Input records START

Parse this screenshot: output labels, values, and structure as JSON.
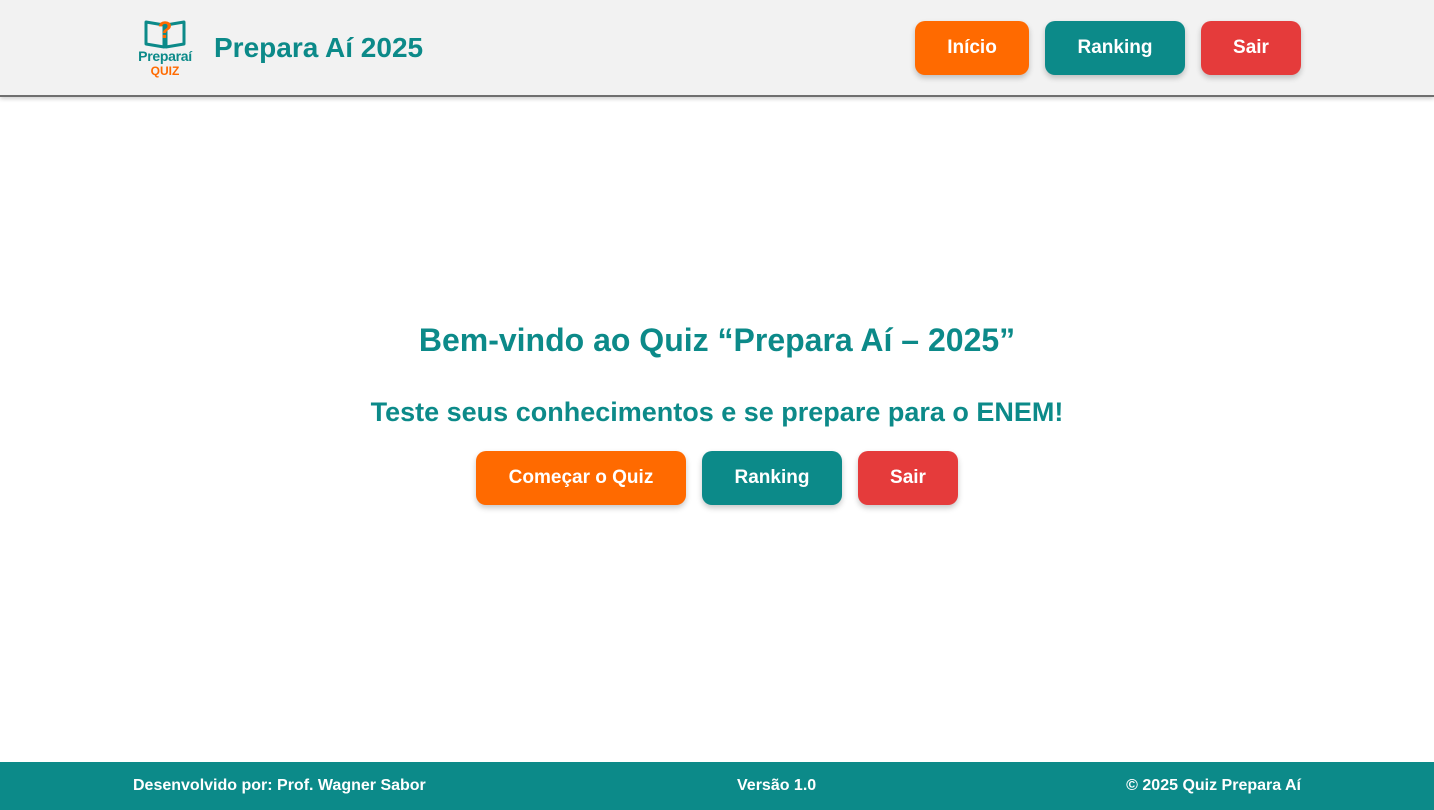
{
  "header": {
    "logo": {
      "word": "Preparaí",
      "quiz": "QUIZ",
      "mark": "?"
    },
    "title": "Prepara Aí 2025",
    "nav": {
      "home": "Início",
      "ranking": "Ranking",
      "exit": "Sair"
    }
  },
  "hero": {
    "title": "Bem-vindo ao Quiz “Prepara Aí – 2025”",
    "subtitle": "Teste seus conhecimentos e se prepare para o ENEM!",
    "start": "Começar o Quiz",
    "ranking": "Ranking",
    "exit": "Sair"
  },
  "footer": {
    "credit": "Desenvolvido por: Prof. Wagner Sabor",
    "version": "Versão 1.0",
    "copyright": "© 2025 Quiz Prepara Aí"
  },
  "colors": {
    "teal": "#0c8a89",
    "orange": "#ff6a00",
    "red": "#e53b3b",
    "header_bg": "#f2f2f2"
  }
}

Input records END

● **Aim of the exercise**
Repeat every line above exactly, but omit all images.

● **Solution**
Parse this screenshot: output labels, values, and structure as JSON.
{
  "header": {
    "logo": {
      "word": "Preparaí",
      "quiz": "QUIZ",
      "mark": "?"
    },
    "title": "Prepara Aí 2025",
    "nav": {
      "home": "Início",
      "ranking": "Ranking",
      "exit": "Sair"
    }
  },
  "hero": {
    "title": "Bem-vindo ao Quiz “Prepara Aí – 2025”",
    "subtitle": "Teste seus conhecimentos e se prepare para o ENEM!",
    "start": "Começar o Quiz",
    "ranking": "Ranking",
    "exit": "Sair"
  },
  "footer": {
    "credit": "Desenvolvido por: Prof. Wagner Sabor",
    "version": "Versão 1.0",
    "copyright": "© 2025 Quiz Prepara Aí"
  },
  "colors": {
    "teal": "#0c8a89",
    "orange": "#ff6a00",
    "red": "#e53b3b",
    "header_bg": "#f2f2f2"
  }
}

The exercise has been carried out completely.